(RECORDS FOR THIS EXERCISE)

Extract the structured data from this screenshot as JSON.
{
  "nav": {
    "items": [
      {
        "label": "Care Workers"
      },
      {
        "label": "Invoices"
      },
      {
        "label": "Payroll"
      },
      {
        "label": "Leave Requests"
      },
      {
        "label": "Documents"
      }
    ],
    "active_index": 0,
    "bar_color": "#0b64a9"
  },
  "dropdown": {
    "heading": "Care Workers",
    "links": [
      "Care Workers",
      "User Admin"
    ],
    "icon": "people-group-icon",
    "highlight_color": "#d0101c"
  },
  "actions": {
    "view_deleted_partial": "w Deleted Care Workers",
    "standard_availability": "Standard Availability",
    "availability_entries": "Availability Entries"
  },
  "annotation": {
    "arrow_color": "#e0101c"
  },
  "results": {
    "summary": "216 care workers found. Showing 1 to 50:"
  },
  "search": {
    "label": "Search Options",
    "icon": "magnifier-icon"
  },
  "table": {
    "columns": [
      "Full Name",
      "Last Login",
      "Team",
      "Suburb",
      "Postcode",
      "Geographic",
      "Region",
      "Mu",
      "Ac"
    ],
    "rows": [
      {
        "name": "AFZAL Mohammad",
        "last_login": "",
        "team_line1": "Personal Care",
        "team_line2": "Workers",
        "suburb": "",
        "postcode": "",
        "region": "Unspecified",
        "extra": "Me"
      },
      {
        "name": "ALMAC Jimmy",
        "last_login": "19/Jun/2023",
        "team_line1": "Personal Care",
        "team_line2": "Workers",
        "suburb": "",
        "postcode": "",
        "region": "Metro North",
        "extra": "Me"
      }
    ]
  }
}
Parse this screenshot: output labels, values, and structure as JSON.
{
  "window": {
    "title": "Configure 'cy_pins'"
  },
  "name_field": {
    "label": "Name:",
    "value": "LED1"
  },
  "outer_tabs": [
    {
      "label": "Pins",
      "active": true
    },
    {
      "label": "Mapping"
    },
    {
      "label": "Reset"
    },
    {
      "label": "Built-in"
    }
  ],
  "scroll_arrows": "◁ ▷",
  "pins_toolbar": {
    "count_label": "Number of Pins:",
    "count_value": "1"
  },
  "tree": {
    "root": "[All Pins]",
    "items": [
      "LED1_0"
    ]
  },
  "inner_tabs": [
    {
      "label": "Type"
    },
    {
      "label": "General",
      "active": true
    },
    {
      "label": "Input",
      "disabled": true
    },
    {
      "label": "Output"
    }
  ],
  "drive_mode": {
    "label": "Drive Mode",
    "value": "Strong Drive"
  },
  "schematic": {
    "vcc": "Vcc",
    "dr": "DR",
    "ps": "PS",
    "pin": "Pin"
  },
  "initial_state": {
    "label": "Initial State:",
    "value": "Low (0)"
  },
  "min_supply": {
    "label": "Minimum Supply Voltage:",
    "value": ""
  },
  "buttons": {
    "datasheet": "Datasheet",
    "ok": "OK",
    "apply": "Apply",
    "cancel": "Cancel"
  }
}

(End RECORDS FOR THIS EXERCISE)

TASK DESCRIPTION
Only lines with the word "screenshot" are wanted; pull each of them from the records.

EXERCISE ANSWER
Extract the structured data from this screenshot as JSON.
Parse this screenshot: output labels, values, and structure as JSON.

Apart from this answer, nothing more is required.